Aided by the fullest exertion of the powers of local cooks and confectioners. Fruits, of every description and of the ﬁnest quality, creams, ices, bonbons, wine—everything to tempt the palate, made a glittering and costly array. With feasting and dancing, the wedding reception was kept up in full vigor until 3 in the morning, at which hour, the brides-maids were placed in carriages and under the escort of the groom’s men taken to their homes. Bidding them good night and good bye, we returned to our Hotel, but remained up all night, talking over old times at the Point and the varied scenes in which we had been thrown since last we had met.
It was surprising to see 20. This survey was conducted throughout the 1870s by George Montague Wheeler of the Topographical Engineers. Initially begun as a survey of eastern Nevada and Arizona, it eventually expanded to include much of the territory west of the 100th Meridian that had not been surveyed up to that point. 5 million square miles, but rival civilian surveys lobbied Congress to terminate the project two years before its completion. Thrapp, Encyclopedia, 3:1544–45. THE LIFE OF A GENERAL’S AIDE 42 how bravely the old lady bore the fatigue of the long journey out from Washington.
Buford and Mr. Morton, and also Mr. Preston, son of General Preston, our former minister to Spain, who called upon us in his father’s name, very soon after our arrival.

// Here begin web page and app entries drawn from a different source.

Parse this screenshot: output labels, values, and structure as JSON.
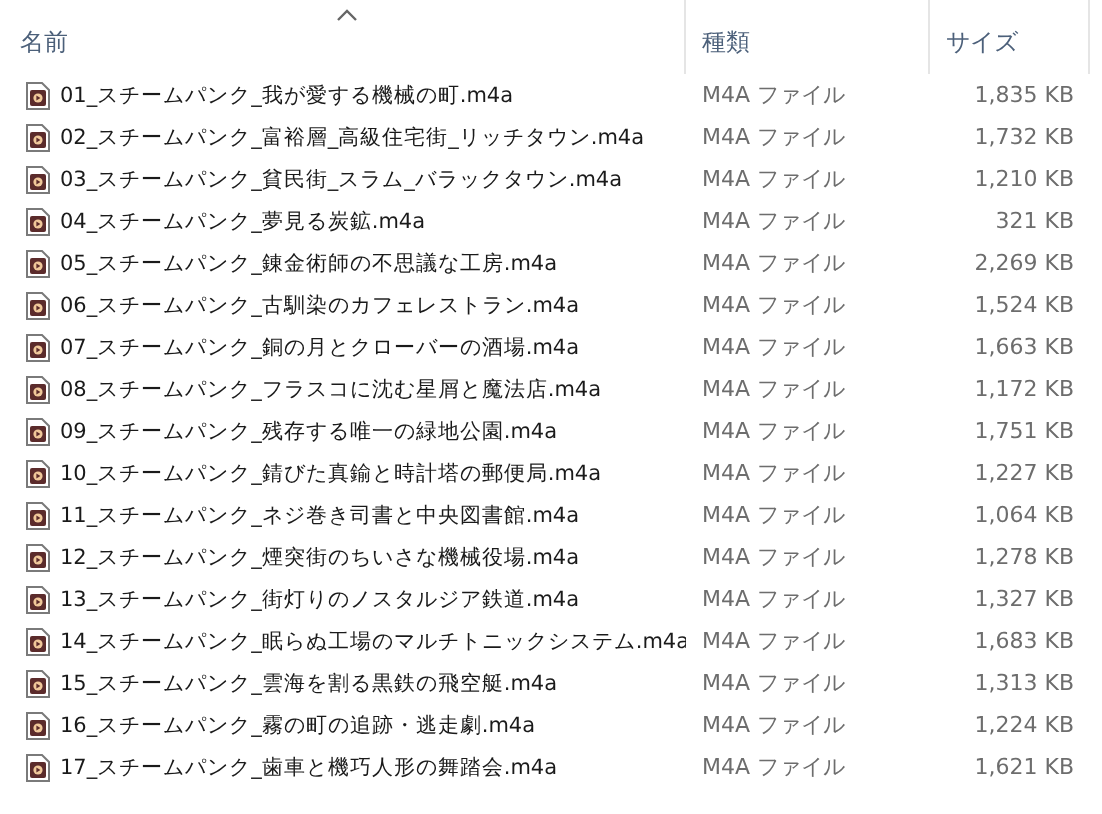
{
  "columns": [
    {
      "label": "名前",
      "sorted": true
    },
    {
      "label": "種類",
      "sorted": false
    },
    {
      "label": "サイズ",
      "sorted": false
    }
  ],
  "files": [
    {
      "name": "01_スチームパンク_我が愛する機械の町.m4a",
      "type": "M4A ファイル",
      "size": "1,835 KB"
    },
    {
      "name": "02_スチームパンク_富裕層_高級住宅街_リッチタウン.m4a",
      "type": "M4A ファイル",
      "size": "1,732 KB"
    },
    {
      "name": "03_スチームパンク_貧民街_スラム_バラックタウン.m4a",
      "type": "M4A ファイル",
      "size": "1,210 KB"
    },
    {
      "name": "04_スチームパンク_夢見る炭鉱.m4a",
      "type": "M4A ファイル",
      "size": "321 KB"
    },
    {
      "name": "05_スチームパンク_錬金術師の不思議な工房.m4a",
      "type": "M4A ファイル",
      "size": "2,269 KB"
    },
    {
      "name": "06_スチームパンク_古馴染のカフェレストラン.m4a",
      "type": "M4A ファイル",
      "size": "1,524 KB"
    },
    {
      "name": "07_スチームパンク_銅の月とクローバーの酒場.m4a",
      "type": "M4A ファイル",
      "size": "1,663 KB"
    },
    {
      "name": "08_スチームパンク_フラスコに沈む星屑と魔法店.m4a",
      "type": "M4A ファイル",
      "size": "1,172 KB"
    },
    {
      "name": "09_スチームパンク_残存する唯一の緑地公園.m4a",
      "type": "M4A ファイル",
      "size": "1,751 KB"
    },
    {
      "name": "10_スチームパンク_錆びた真鍮と時計塔の郵便局.m4a",
      "type": "M4A ファイル",
      "size": "1,227 KB"
    },
    {
      "name": "11_スチームパンク_ネジ巻き司書と中央図書館.m4a",
      "type": "M4A ファイル",
      "size": "1,064 KB"
    },
    {
      "name": "12_スチームパンク_煙突街のちいさな機械役場.m4a",
      "type": "M4A ファイル",
      "size": "1,278 KB"
    },
    {
      "name": "13_スチームパンク_街灯りのノスタルジア鉄道.m4a",
      "type": "M4A ファイル",
      "size": "1,327 KB"
    },
    {
      "name": "14_スチームパンク_眠らぬ工場のマルチトニックシステム.m4a",
      "type": "M4A ファイル",
      "size": "1,683 KB"
    },
    {
      "name": "15_スチームパンク_雲海を割る黒鉄の飛空艇.m4a",
      "type": "M4A ファイル",
      "size": "1,313 KB"
    },
    {
      "name": "16_スチームパンク_霧の町の追跡・逃走劇.m4a",
      "type": "M4A ファイル",
      "size": "1,224 KB"
    },
    {
      "name": "17_スチームパンク_歯車と機巧人形の舞踏会.m4a",
      "type": "M4A ファイル",
      "size": "1,621 KB"
    }
  ]
}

Our next visit was to the cemetery, which is at once the sacred ﬁeld and the public park of the town. It is maintained in a style worthy of all praise and is, beyond question, the most beautiful abode of the dead I ever saw. Each plot of ground is kept trimmed and sodded, ornamented with choice ﬂowers; and very generally, a pretty iron railing encloses a monument of granite or polished marble upon which may be read the names of the best families of Kentucky.